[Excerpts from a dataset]
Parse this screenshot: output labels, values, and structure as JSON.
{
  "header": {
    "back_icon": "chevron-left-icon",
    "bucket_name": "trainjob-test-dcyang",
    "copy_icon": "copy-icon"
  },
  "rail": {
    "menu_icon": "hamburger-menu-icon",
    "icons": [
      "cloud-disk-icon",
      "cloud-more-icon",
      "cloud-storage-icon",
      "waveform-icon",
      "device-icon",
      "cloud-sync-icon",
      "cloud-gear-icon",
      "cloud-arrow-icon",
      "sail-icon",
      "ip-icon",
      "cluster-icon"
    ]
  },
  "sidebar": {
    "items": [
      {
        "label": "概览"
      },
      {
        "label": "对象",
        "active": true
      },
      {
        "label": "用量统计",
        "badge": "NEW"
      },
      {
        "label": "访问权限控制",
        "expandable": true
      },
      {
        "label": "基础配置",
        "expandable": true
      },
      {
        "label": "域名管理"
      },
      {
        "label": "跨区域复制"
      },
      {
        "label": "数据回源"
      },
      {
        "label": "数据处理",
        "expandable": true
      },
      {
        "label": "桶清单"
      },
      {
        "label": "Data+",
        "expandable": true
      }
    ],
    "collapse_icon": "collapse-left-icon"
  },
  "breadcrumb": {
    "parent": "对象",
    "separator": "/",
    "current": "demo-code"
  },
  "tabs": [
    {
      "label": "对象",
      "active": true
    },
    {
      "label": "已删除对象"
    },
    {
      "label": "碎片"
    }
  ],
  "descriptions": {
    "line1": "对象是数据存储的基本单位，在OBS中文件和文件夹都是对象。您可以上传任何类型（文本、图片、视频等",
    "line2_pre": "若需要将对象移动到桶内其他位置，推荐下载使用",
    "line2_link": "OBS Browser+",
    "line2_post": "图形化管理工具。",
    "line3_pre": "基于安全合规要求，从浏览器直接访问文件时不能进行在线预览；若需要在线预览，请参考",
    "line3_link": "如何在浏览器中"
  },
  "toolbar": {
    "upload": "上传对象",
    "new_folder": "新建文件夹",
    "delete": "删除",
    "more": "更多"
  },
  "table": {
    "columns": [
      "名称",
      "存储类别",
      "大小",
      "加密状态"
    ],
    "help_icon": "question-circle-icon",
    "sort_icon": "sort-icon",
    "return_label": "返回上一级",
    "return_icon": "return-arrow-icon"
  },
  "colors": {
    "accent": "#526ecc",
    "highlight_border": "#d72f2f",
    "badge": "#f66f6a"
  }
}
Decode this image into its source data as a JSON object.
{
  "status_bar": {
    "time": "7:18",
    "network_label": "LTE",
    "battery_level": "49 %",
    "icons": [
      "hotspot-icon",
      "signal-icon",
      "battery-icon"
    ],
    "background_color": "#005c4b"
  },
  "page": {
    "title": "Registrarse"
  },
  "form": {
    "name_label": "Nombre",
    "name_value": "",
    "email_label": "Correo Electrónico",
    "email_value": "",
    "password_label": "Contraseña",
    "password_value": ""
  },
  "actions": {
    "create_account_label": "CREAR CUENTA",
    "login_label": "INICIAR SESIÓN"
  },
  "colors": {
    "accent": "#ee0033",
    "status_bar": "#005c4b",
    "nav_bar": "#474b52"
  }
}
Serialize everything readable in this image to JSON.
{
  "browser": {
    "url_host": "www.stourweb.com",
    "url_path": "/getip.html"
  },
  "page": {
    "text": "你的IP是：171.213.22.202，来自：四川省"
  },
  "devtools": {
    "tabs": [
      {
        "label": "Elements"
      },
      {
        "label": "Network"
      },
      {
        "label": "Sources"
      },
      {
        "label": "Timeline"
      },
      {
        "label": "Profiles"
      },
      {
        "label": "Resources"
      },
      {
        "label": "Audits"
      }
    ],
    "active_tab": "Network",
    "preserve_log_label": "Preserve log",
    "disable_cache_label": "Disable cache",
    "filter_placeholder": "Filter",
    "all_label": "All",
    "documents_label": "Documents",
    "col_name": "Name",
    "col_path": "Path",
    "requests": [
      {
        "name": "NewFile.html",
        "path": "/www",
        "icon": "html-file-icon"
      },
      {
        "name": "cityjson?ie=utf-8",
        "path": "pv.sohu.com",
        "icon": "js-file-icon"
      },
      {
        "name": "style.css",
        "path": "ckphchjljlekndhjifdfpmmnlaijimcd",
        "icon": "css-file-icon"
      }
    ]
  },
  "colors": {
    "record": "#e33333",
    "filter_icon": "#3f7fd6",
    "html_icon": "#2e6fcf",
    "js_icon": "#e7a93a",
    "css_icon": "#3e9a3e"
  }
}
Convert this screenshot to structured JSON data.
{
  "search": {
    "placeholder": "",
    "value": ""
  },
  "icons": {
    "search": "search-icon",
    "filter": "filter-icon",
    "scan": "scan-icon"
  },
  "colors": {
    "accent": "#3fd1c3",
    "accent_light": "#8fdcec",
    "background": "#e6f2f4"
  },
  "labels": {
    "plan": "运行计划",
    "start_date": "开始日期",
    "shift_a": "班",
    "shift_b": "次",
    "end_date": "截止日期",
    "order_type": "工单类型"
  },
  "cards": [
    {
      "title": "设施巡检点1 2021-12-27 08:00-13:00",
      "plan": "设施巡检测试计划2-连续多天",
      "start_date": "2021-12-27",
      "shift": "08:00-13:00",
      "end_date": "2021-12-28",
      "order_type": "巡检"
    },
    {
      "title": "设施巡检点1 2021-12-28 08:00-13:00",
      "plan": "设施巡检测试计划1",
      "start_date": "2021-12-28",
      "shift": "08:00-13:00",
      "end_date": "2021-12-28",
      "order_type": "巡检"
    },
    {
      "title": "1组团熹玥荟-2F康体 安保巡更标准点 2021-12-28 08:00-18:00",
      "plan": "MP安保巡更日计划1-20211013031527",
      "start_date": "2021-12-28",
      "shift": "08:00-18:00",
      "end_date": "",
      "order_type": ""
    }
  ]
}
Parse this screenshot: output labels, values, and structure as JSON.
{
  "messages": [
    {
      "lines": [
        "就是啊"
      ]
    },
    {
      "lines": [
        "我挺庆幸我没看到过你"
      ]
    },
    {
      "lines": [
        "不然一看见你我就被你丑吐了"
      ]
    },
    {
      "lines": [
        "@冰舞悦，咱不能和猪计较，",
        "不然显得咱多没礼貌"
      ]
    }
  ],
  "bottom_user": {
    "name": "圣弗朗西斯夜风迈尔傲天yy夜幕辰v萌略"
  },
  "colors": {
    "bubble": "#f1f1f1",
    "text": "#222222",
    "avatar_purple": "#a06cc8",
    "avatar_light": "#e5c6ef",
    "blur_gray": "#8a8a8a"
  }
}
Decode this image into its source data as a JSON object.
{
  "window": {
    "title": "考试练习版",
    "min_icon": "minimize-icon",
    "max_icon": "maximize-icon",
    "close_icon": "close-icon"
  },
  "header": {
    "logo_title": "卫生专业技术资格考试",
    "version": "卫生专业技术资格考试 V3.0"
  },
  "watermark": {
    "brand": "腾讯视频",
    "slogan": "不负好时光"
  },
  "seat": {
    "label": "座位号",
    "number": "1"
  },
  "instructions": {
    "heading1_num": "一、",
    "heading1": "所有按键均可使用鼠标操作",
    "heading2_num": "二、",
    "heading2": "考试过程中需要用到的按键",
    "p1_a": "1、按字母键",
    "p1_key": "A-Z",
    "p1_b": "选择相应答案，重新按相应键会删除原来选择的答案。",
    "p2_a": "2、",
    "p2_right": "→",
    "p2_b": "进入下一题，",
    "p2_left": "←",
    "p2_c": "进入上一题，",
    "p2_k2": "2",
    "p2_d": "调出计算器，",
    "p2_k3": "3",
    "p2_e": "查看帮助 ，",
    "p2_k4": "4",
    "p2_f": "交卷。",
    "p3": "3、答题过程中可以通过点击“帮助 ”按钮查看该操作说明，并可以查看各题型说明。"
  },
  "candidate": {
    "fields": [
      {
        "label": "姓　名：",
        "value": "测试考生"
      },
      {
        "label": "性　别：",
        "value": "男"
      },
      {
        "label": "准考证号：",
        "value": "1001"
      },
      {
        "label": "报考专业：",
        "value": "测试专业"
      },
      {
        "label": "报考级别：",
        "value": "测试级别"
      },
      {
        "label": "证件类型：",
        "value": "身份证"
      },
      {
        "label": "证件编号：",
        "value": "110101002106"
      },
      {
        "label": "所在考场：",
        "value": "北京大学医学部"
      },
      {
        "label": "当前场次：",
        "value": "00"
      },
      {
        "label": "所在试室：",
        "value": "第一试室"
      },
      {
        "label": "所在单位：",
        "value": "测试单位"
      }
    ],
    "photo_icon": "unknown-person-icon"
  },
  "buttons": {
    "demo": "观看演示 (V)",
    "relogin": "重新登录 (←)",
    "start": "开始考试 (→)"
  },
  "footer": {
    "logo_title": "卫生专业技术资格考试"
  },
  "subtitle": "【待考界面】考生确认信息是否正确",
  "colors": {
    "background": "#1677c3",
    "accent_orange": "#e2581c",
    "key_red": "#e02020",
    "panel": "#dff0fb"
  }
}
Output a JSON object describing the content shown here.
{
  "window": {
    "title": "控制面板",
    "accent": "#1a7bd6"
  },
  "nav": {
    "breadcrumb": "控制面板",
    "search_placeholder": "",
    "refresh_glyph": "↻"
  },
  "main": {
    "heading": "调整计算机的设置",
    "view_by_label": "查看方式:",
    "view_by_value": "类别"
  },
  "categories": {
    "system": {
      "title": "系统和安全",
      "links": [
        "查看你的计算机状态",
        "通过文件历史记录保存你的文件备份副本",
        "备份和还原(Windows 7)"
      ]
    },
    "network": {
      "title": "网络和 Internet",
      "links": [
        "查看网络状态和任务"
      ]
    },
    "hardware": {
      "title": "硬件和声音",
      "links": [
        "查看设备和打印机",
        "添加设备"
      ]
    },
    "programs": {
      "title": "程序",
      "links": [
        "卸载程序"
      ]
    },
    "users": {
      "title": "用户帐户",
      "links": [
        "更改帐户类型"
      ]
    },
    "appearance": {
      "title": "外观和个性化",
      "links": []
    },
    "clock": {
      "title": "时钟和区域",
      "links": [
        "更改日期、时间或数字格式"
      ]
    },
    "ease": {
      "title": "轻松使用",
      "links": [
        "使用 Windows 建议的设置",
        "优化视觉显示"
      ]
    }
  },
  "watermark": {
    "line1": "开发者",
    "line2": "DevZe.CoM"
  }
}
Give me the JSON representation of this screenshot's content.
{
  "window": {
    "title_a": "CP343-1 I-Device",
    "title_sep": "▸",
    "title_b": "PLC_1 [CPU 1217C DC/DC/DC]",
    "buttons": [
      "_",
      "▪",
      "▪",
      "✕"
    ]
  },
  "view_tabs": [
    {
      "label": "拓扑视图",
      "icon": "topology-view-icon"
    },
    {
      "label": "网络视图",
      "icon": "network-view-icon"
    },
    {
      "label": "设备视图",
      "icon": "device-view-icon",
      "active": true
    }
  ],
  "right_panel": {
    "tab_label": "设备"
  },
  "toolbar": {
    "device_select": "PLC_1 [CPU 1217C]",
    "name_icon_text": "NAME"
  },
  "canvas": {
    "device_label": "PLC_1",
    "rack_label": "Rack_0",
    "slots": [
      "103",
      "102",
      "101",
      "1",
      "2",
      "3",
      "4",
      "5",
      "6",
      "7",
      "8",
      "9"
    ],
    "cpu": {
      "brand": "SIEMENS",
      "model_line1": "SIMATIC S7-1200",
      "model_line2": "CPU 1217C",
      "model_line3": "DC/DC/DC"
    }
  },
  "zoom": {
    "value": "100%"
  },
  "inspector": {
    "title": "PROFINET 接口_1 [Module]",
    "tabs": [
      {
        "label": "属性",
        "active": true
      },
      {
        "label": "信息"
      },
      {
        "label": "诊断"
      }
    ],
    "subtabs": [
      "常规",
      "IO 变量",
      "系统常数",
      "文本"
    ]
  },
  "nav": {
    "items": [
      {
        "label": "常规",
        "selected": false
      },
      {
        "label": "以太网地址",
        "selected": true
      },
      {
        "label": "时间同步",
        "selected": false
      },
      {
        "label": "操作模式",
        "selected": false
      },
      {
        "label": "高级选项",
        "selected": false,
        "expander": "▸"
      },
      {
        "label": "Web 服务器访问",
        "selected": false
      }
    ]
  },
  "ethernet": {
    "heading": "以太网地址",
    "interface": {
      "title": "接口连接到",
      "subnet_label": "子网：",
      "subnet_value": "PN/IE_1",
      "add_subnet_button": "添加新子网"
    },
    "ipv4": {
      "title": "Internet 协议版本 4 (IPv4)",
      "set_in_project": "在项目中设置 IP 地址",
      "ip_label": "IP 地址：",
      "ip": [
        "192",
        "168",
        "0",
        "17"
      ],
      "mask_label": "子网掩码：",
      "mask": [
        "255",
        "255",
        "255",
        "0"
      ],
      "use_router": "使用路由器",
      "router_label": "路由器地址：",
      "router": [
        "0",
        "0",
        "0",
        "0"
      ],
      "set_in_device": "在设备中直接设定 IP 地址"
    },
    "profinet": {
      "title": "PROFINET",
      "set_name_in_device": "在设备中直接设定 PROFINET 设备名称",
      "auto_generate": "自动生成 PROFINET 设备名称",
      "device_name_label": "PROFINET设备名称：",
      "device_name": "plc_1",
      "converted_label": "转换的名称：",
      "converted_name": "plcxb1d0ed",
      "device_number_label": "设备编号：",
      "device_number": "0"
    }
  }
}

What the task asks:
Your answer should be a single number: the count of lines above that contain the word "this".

Answer box:
7